▶ **HOW TO COMPLETE THIS TASK**
The lines to be copied are those below that contain "true".

▶ **TASK DATA**
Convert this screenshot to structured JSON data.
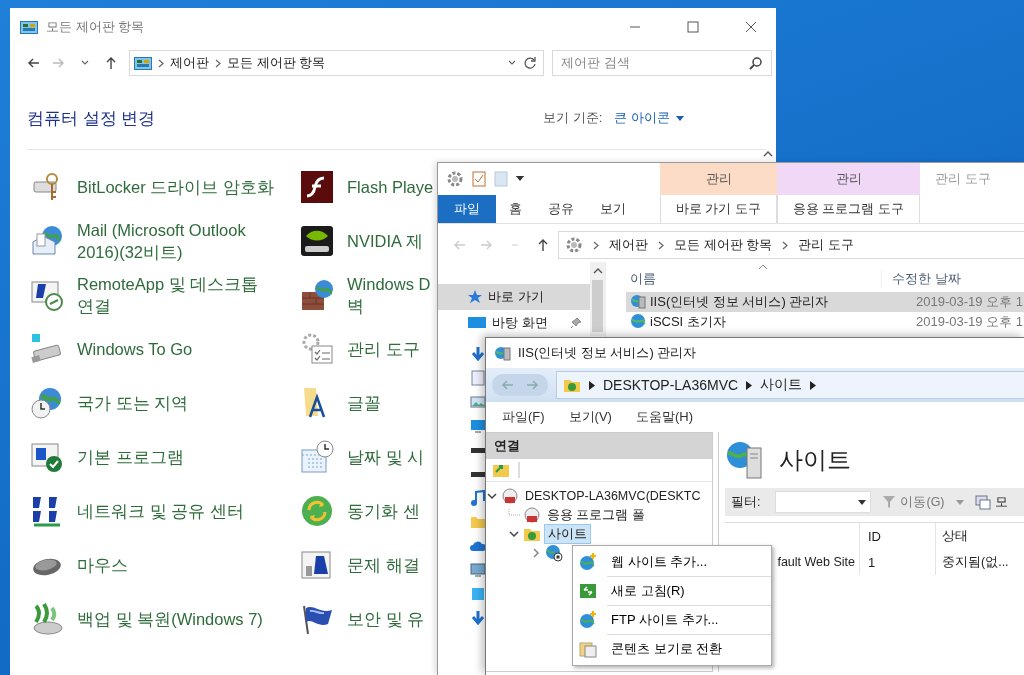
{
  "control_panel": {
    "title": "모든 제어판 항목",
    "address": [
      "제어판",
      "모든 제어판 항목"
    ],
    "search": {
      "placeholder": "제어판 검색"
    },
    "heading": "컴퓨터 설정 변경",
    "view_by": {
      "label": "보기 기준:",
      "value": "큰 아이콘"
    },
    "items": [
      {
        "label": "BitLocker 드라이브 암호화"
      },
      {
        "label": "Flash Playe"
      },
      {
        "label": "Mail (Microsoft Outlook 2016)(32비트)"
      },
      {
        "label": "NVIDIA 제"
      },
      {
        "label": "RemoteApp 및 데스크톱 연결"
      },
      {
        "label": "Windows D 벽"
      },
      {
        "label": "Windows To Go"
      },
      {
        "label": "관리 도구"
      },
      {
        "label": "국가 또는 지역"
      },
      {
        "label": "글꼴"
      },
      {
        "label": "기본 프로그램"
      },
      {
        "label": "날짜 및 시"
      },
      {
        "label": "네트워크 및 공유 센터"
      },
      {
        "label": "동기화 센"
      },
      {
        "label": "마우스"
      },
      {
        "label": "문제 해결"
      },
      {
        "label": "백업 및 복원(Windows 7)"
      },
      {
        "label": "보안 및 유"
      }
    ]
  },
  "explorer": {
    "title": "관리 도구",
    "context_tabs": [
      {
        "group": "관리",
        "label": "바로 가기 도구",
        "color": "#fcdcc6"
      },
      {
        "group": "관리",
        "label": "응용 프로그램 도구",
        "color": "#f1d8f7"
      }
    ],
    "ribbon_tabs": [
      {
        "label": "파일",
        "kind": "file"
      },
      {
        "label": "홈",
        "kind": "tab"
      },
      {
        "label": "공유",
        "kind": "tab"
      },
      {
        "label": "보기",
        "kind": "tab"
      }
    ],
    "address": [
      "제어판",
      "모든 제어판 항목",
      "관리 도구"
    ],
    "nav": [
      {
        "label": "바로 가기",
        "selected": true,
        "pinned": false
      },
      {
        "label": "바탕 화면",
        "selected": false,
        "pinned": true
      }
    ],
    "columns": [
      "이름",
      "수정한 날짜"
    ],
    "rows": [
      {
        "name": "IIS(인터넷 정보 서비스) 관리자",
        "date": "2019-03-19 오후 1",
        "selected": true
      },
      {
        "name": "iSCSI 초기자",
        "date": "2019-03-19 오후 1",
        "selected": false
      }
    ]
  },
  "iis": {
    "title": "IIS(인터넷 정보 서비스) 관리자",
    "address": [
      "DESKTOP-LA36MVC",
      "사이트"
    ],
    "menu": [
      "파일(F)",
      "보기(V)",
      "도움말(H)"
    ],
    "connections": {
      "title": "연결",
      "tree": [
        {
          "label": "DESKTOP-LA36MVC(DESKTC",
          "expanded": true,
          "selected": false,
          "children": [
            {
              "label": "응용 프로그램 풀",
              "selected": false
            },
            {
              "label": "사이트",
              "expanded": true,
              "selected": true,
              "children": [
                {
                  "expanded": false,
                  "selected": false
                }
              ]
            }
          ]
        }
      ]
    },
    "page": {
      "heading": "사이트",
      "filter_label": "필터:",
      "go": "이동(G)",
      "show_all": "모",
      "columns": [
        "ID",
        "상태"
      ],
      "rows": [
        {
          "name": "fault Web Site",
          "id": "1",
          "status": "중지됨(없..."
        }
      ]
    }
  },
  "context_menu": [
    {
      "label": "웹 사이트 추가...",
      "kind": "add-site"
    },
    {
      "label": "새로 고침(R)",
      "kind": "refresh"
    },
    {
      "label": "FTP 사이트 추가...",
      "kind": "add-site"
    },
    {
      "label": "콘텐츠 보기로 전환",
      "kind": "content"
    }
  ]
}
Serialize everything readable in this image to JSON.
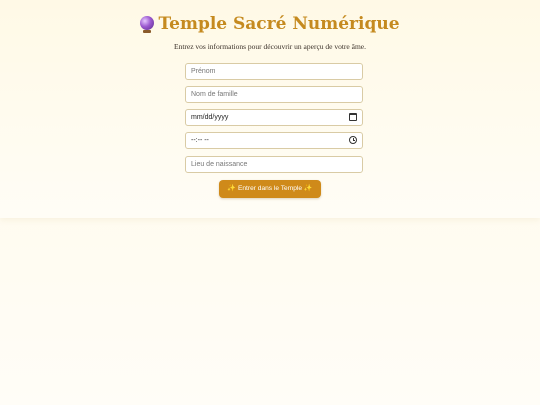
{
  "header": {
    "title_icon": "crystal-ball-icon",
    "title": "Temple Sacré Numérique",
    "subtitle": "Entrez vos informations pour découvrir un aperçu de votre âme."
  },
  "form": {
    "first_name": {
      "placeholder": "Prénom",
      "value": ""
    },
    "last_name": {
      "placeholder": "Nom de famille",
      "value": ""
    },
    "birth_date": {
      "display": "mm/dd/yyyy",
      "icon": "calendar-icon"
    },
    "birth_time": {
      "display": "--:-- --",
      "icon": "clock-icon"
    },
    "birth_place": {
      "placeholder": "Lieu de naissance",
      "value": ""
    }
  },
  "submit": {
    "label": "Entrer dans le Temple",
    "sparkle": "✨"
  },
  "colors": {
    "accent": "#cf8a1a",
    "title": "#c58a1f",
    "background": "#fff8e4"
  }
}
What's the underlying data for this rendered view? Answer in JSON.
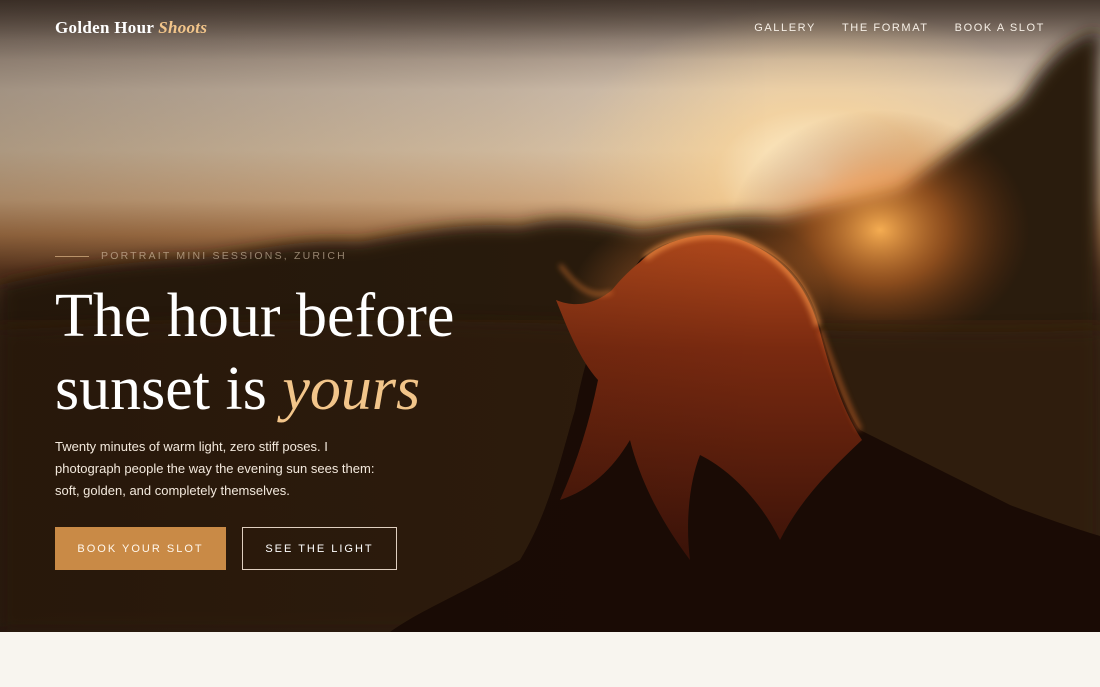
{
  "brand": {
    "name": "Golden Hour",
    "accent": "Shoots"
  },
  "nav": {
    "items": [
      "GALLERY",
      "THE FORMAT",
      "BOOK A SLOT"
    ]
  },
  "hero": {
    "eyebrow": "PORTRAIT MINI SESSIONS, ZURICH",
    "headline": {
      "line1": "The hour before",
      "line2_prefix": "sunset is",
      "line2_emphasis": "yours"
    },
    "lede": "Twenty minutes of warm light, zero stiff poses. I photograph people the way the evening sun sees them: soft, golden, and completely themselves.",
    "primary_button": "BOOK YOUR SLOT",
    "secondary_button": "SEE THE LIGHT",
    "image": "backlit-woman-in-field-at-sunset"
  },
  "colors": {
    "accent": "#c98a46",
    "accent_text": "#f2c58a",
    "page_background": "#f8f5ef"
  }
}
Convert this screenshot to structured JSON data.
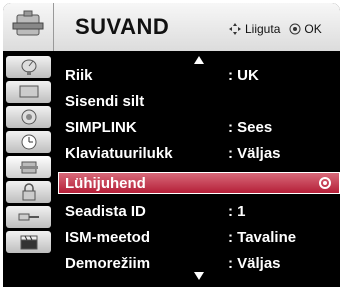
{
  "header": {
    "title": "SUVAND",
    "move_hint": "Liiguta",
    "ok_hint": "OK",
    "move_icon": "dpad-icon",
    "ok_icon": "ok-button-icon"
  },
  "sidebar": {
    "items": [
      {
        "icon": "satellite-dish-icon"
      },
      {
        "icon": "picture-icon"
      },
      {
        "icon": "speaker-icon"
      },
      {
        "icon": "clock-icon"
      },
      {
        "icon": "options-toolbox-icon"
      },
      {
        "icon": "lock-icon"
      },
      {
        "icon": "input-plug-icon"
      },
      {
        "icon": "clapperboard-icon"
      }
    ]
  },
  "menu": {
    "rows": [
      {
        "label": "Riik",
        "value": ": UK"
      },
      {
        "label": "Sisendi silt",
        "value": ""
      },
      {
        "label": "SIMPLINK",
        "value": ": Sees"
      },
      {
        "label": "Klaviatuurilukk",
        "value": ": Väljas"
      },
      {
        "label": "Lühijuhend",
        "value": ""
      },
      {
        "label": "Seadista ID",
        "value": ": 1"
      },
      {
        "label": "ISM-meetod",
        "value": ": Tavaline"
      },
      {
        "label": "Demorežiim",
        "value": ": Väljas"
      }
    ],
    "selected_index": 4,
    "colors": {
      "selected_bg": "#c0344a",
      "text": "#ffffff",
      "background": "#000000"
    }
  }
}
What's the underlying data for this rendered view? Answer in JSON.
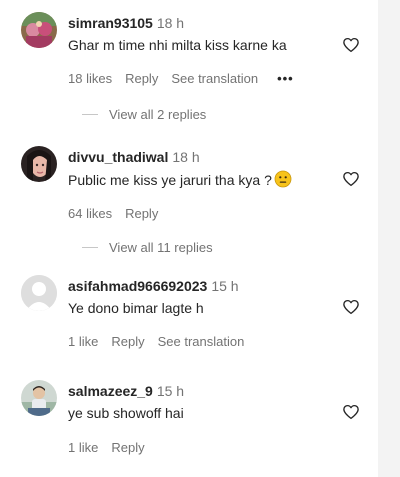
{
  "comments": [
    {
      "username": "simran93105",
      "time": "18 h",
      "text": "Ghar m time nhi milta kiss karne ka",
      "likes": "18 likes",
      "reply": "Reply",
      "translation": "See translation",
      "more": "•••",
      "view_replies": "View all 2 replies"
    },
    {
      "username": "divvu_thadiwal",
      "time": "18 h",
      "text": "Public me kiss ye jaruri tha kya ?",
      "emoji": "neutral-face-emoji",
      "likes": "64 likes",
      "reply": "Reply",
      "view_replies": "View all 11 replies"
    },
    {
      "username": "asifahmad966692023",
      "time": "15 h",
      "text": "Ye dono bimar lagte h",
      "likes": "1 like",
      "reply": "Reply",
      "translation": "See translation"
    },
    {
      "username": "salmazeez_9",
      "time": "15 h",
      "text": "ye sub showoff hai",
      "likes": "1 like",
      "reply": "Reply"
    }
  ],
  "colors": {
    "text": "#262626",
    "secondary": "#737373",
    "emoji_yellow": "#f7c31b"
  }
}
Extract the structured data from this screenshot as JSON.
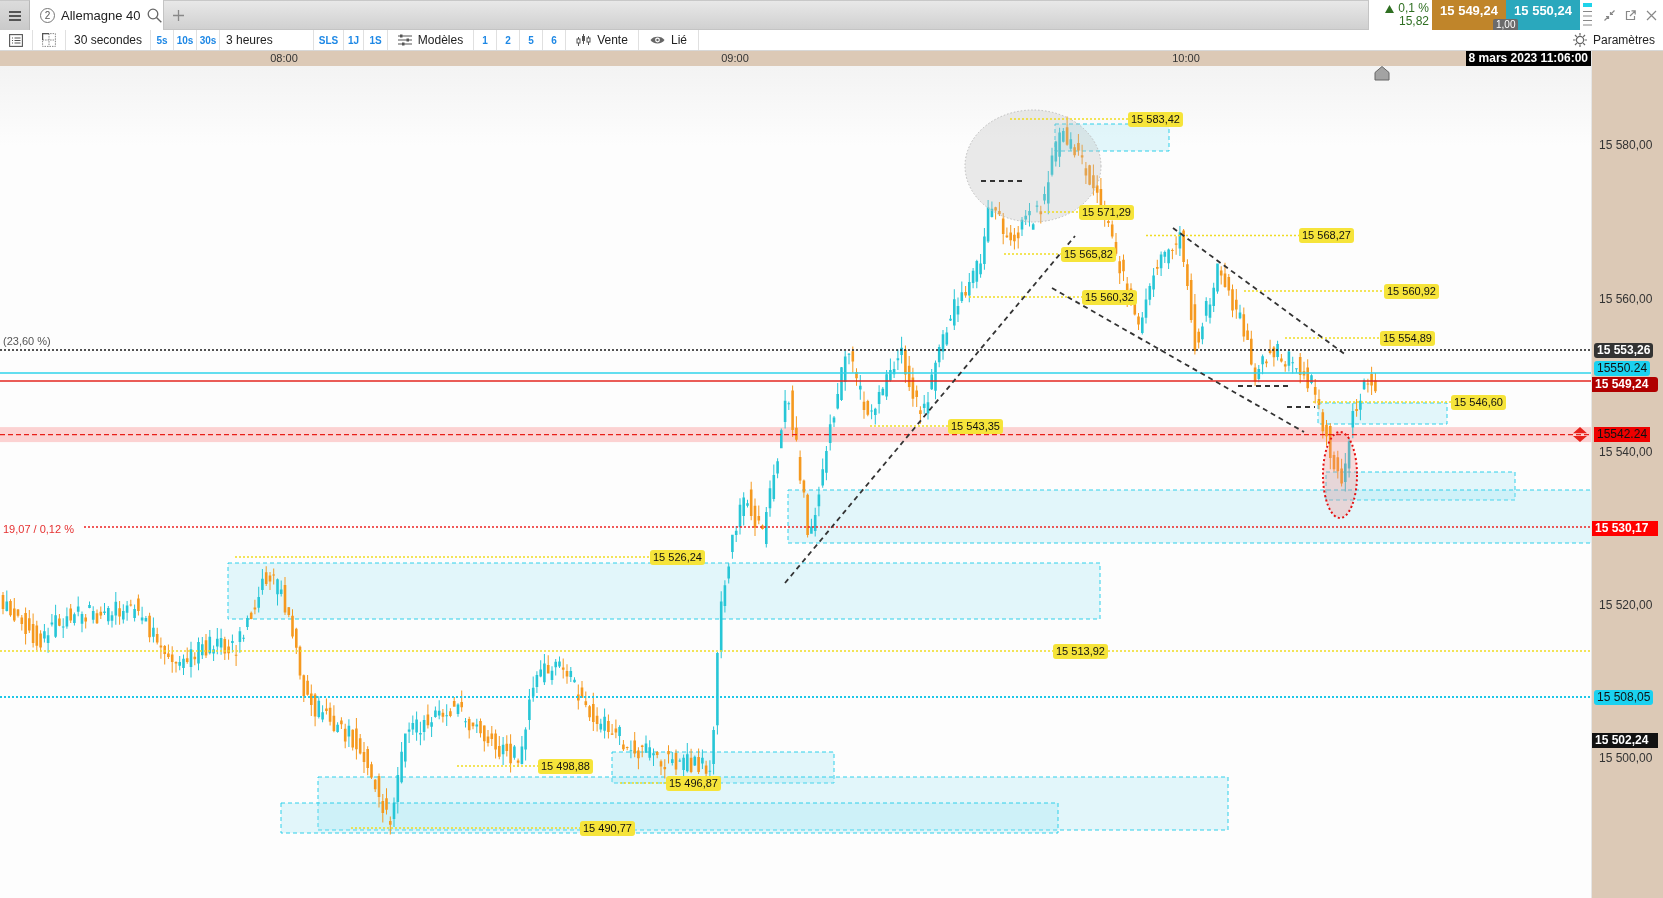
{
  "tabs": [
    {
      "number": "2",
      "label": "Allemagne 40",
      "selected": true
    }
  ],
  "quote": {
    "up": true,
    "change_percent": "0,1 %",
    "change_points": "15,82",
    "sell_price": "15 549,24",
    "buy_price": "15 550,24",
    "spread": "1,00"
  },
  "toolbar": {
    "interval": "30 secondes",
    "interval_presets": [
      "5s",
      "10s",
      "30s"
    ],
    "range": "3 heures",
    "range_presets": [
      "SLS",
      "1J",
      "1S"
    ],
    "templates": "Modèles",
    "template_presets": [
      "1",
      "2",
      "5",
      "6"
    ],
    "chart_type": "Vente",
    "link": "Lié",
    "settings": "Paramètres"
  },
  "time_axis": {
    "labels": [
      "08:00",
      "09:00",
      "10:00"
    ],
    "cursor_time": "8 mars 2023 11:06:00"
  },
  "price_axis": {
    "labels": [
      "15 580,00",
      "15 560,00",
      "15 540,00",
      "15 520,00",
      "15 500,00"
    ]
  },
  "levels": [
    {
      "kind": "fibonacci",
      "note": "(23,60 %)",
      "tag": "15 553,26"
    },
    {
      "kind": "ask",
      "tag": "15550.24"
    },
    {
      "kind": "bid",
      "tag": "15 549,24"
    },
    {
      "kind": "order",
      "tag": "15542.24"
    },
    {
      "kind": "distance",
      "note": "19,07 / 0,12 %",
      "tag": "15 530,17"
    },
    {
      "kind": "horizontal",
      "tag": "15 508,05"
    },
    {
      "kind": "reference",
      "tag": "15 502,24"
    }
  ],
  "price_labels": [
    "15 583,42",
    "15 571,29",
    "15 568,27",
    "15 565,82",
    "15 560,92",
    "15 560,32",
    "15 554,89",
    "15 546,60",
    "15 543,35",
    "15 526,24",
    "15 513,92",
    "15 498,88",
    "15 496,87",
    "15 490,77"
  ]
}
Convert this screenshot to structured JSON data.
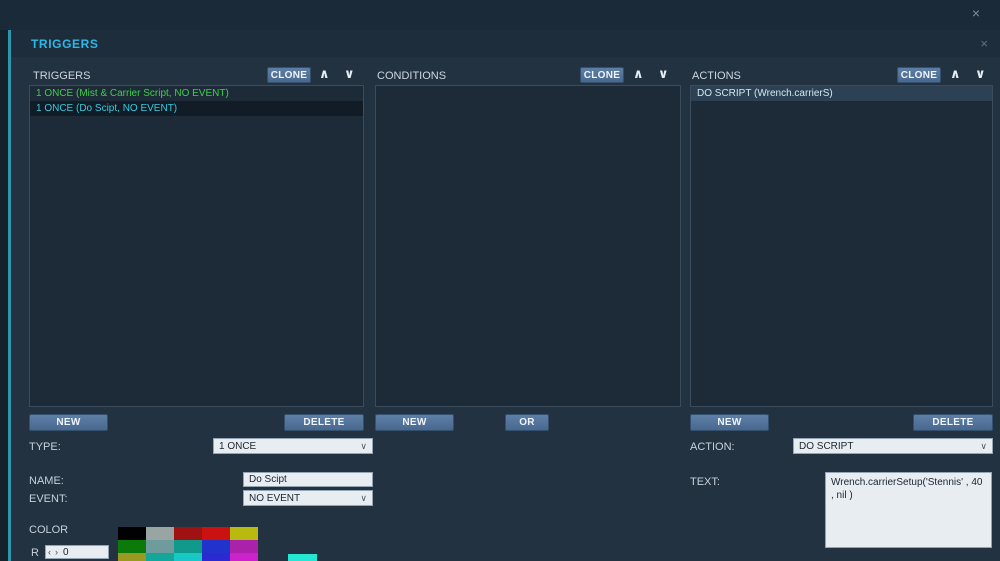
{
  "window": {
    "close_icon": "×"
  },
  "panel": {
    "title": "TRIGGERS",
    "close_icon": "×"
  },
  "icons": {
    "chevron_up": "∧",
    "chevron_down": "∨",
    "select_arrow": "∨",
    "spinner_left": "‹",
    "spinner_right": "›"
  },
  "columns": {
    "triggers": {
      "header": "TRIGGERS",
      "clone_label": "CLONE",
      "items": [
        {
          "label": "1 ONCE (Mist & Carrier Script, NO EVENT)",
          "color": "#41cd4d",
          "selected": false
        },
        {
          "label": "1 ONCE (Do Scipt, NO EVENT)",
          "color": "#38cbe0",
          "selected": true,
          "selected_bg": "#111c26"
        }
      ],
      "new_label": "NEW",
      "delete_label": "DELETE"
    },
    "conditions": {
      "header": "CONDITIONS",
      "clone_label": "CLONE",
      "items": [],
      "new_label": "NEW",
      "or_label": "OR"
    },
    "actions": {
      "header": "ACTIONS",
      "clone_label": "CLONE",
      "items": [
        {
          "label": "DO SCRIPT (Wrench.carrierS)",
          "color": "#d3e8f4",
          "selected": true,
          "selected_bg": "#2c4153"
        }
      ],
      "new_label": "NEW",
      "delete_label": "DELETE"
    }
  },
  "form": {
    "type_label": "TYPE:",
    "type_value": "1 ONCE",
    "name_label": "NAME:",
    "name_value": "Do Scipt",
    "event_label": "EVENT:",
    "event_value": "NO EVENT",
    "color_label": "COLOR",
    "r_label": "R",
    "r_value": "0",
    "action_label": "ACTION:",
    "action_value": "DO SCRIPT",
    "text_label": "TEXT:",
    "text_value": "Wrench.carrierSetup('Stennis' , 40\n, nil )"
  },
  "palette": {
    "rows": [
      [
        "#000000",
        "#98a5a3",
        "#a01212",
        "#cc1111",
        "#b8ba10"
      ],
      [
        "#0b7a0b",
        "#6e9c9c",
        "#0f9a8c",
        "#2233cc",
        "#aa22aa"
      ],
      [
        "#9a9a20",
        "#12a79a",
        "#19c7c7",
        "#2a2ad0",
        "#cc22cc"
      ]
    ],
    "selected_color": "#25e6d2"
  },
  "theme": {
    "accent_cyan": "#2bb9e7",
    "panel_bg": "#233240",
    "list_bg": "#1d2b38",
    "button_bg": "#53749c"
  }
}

▶ **SOLUTION FOR THIS TASK**
        "selected": true,
        "pinned": true
        "selected": true
          "expanded": true,
              "expanded": true,
              "selected": true,
      "selected": true
    "up": true,
          "selected": true,
          "selected": true,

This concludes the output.